The phrase that the “Arabs are resorting to violence” is disgraceful and blames the victim.

Tuesday, Yom Shlishi, a doubly good day in the Torah, Esav’s hands tried to silence Yaakov’s voice.

Because of the disparate nature of the perpetrators, who are also relatively young, and given the lack of more traditional targets and the reverence Palestinians have for their homes, one now hears talk of Israel returning to a policy of destroying the houses of terrorists’ families.

In any event, the Constitution gives Congress what is popularly described as the “power of the purse” – that is, the power to raise revenues through taxation and to decide how the money should be sent.

It is difficult to write about such a holy person, for I fear I will not accurately portray his greatness…

More Articles from Louis Rene Beres

A “Palestine” could become another Lebanon, with many different factions battling for control.

Louis Rene Beres

President Obama’s core argument on a Middle East peace process is still founded on incorrect assumptions.

Once upon a time in America, every adult could recite at least some Spenglerian theory of decline.

President Obama’s core argument is still founded on incorrect assumptions.

Specific strategic lessons from the Bar Kokhba rebellion.

Still facing an effectively unhindered nuclear threat from Iran, Israel will soon need to choose between two strategic options.

For states, as for individuals, fear and reality go together naturally.

So much of the struggle between Israel and the Arabs continues to concern space.
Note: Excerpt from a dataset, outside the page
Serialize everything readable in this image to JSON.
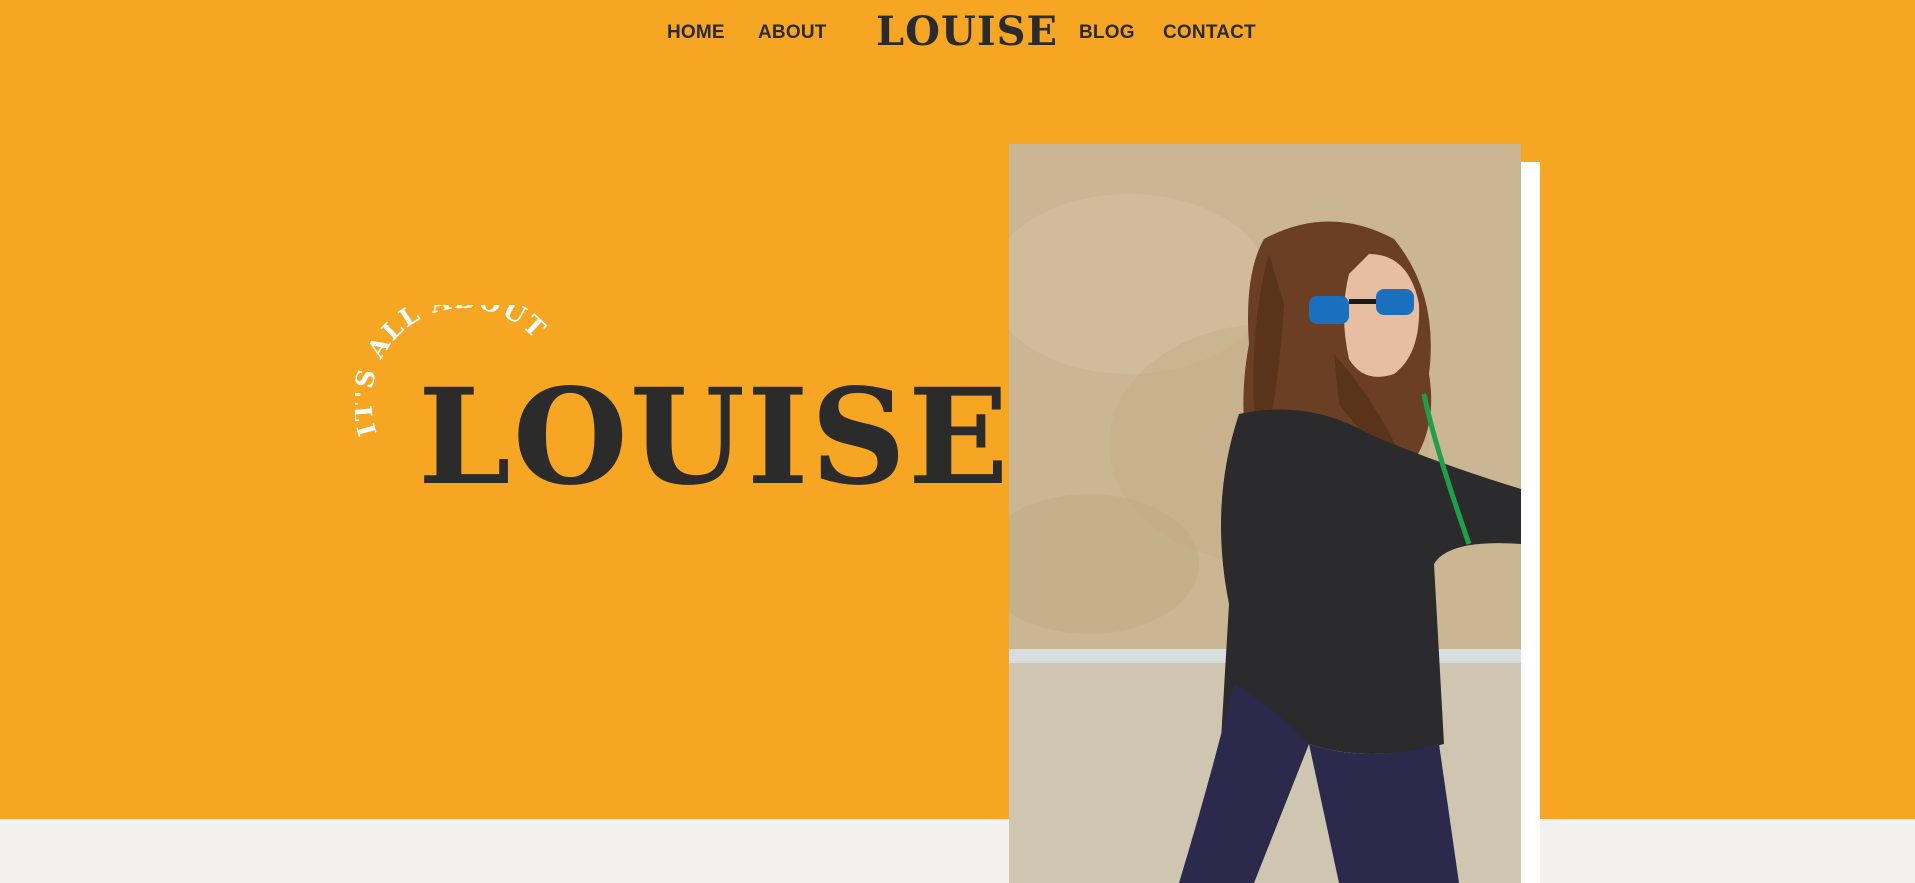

Printed from: http://www.jewishpress.com/indepth/columns/louis-bene-beres/israels-nuclear-ambiguity-opportunity-or-liability/2010/10/06/

Scan this QR code to visit this page online: